You don't have to have an Ipod to listed to podcasts and it doesn't mean that you'd have to stay in front of a computer to listed to them as well. I have gathered some links below to help listen to podcasts no matter what type of MP3 player you might have.

For Ipod and Itunes user check the guide a guy named Rodney Rumford created by clicking on this link:

For other MP3 players, it would take a little bit of downloads and stuff, but it is rather straight forward if you already know how to put music into your players. has a compiled lists of software that allows you to automatically receive downloadable podcasts. Check out the link at Check out the software Juice Receiver ( Screens are simple and very user friendly.

But what are Podcasts and what good are they? Podcasts are generally "radio shows" that are published on the world wide web that can be downloaded and listened to at anytime. Podcasts ranges from Political commentaries, scholastic reviews, Spiritual and Faith Conversations, Foreign Language classes and a whole lot more. Take podcasts with you on your commute to work or that cardio work out at the treadmills. These small bits of information streamed to you could be an enriching as grabbing a book on these topics.

Check out for my suggested Podcasts. The ones that I frequently listen to ranges from Effective Management Tips ( to enriching my connection with my faith through podcasts.

Go to a Retreat
A retreat need not be a set on a glamorous Caribbean beach spot or even be as expensive as a Beverly Hills Spa. A retreat in the middle of Central Park with a good book, a picnic blanket and maybe sparkling cider (I'm not sure if they allow wine in the parks here in NY) would be a great way to unwind for a day. Or if you have a couple of days to spare, you can head down to small communities in the middle of nowhere to get away from the hustle and bustle of the city. One suggestion for the East Coast dwellers would be Jim Thorpe, PA ( A charming little town in Pennsylvania where you enjoy the simpler offerings of life.

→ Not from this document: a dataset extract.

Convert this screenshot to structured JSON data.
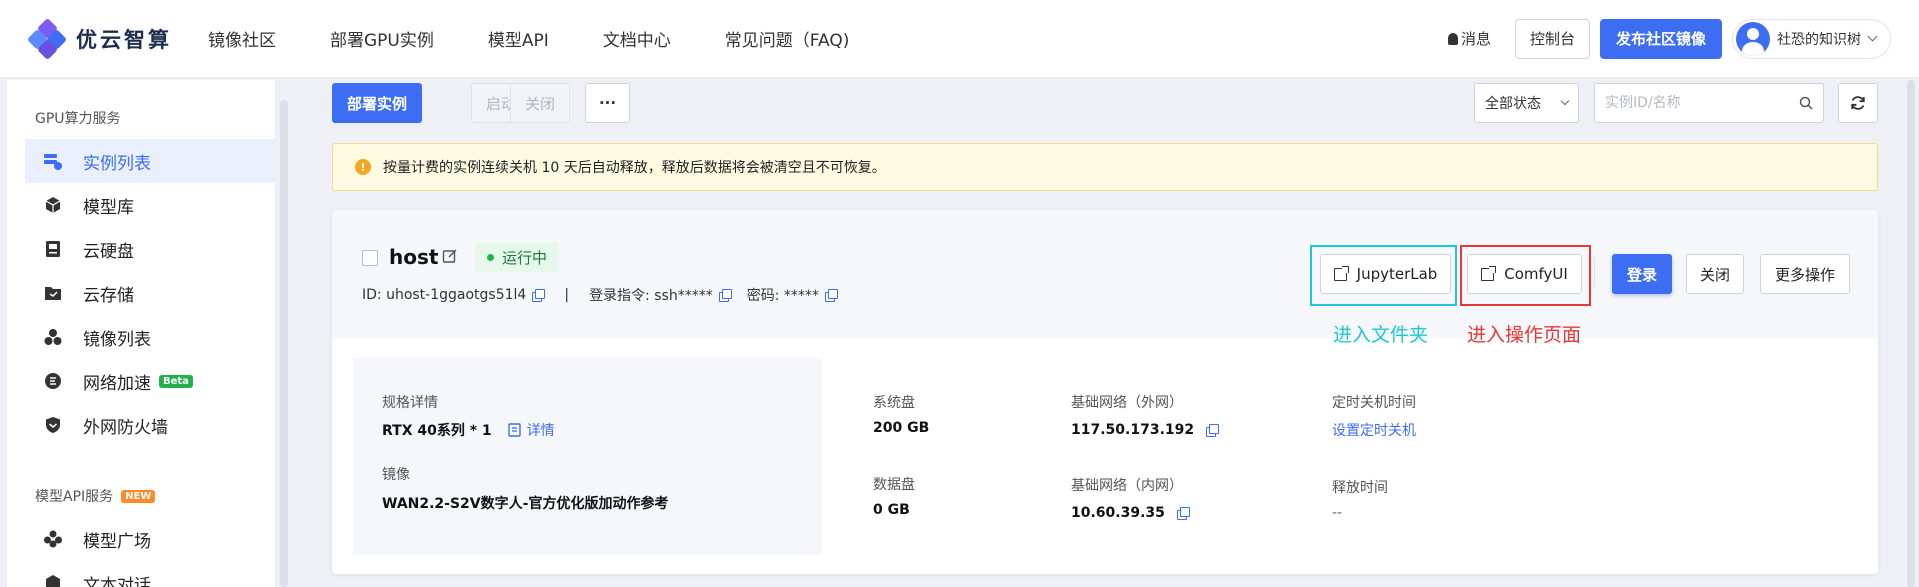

This year, I went on a spiritual retreat to energize my mind, body and soul. The Paulist Mission of North American sponsors this Young Adults Retreat through their Young Adult Ministry with This year, I find myself in the middle of Oak Ridge, NJ in the vast retreat house of the Paulist Fathers with around 40 young adults in their 20's and 3o's. A great weekend of connecting with like minds and growing your network of friends and spiritual support as we face issues that affects us and our communities. Their next retreat is scheduled on November 9 - 11, 2007. Visit to learn more about upcoming schedules of the Retreats.

Go on a Vacation
We might not have time to have a lavish European vacation (due to time and the high currency exchange rates) but with a few hops and jumps we can find yourself enjoying the great and historic country that we have. A day trip in Boston from NY would costs you around $150. That will include your round trip Greyhound bus for about $55, a Duck Tour Boat Ride for around $30, your day pass for the trains and buses for $9, which leaves you with $56 left for lunch at McCormick&Schmick's, a Boston Red Sox souvenir shirt (of just buy a plain Boston shirt would do) and maybe grabbing some Boston Beans while you are at it. To make your day trip cheap yet fun, I suggest to take your courageous friends along for the Freedom Trail walk. It will be a long day of walking, so end your day with the Duck Tour to relax and see the city from the river. I suggest that you buy your Duck Tour tickets in advance to avoid missing the chance if it ever sells out.

Summer's end may be fast approaching, but it doesn't mean giving up on some R&Rs. Enjoy the rest of the summer!